I thought I’d start this exercise by looking at some book covers. First up, a book by Helen Simpson, which I picked out because it’s a ‘hand illustrated’ cover, with even the typography hand drawn. It’s a ‘trendy’ kind of design rather than classic, and a lot of book covers have adopted this kind of look. It appeals to the home made vintage zeitgeist, and appeals to me because it feels like an effect I could achieve myself!
. The following three book covers use manipulated photos to one degree or another, in fact lots of book covers these days use photo manipulation. It’s interested that Fugitive Pieces and Edgelands use photos in quite an abstract kind of way, which succeed in drawing you in, because the images contain questions unanswered.
. The Purple Hibiscus is more conventional, but still has some characteristics of the previous two covers, that is that it divides up the cover into parts, not as obviously, but nonetheless does so. The typography in all cases is in a contrasting colour or tone to the photo background. The final two covers also have images to draw you in, the McNulty cover I think a mixture of photo and drawing, with a figures overlaid with a map. This is a fairly literal interpretation of the book title, but still, on first glance raises the question of why there is a map on this man’s back, but is answered before you open the book. The next example is really simple with a gestural style. Clean, simple and classic. I like the white wrapping round onto the spine.
Finally this cover uses photos in a fairly abstract way, to create texture, but again is a fairly literal interpretation of the book title: Last Orders. It also, again, divides the cover up into separate areas, providing spaces for the title and the author, in different boxed off areas.

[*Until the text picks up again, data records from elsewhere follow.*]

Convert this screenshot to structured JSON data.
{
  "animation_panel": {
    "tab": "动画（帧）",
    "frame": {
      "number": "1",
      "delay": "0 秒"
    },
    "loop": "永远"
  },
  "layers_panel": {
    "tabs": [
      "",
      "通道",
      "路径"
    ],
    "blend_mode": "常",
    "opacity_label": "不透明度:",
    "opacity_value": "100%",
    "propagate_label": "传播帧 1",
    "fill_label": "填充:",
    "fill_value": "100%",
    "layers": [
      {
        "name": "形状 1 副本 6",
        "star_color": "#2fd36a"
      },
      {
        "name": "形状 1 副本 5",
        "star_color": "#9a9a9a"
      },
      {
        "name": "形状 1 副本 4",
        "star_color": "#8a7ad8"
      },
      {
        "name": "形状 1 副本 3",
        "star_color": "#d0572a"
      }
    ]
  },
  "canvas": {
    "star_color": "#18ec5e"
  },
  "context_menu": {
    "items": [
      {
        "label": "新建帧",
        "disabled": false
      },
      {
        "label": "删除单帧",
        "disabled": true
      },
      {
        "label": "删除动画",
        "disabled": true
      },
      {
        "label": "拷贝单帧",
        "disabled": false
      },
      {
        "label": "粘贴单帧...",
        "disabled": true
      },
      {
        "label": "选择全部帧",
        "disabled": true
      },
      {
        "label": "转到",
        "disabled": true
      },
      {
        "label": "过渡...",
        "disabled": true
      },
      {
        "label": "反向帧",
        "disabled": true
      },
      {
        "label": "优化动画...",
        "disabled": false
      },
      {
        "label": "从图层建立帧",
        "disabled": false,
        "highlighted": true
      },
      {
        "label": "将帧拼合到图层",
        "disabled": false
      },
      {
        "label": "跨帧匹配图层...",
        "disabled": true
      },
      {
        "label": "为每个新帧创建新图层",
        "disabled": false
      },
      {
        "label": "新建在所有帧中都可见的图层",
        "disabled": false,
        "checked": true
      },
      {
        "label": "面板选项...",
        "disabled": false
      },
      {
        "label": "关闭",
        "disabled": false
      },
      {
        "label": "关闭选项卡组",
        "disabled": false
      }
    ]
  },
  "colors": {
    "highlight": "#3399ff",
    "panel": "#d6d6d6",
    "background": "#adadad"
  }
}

. All of these give me the idea that whatever I do I should keep it simple, use a contrasting tone for the typography, that it’s possible to divide the cover in half, or into three parts, and that I can use manipulated photos or illustration, and that for a classic contemporary design, it needs to be clean and simple, probably with a simple font.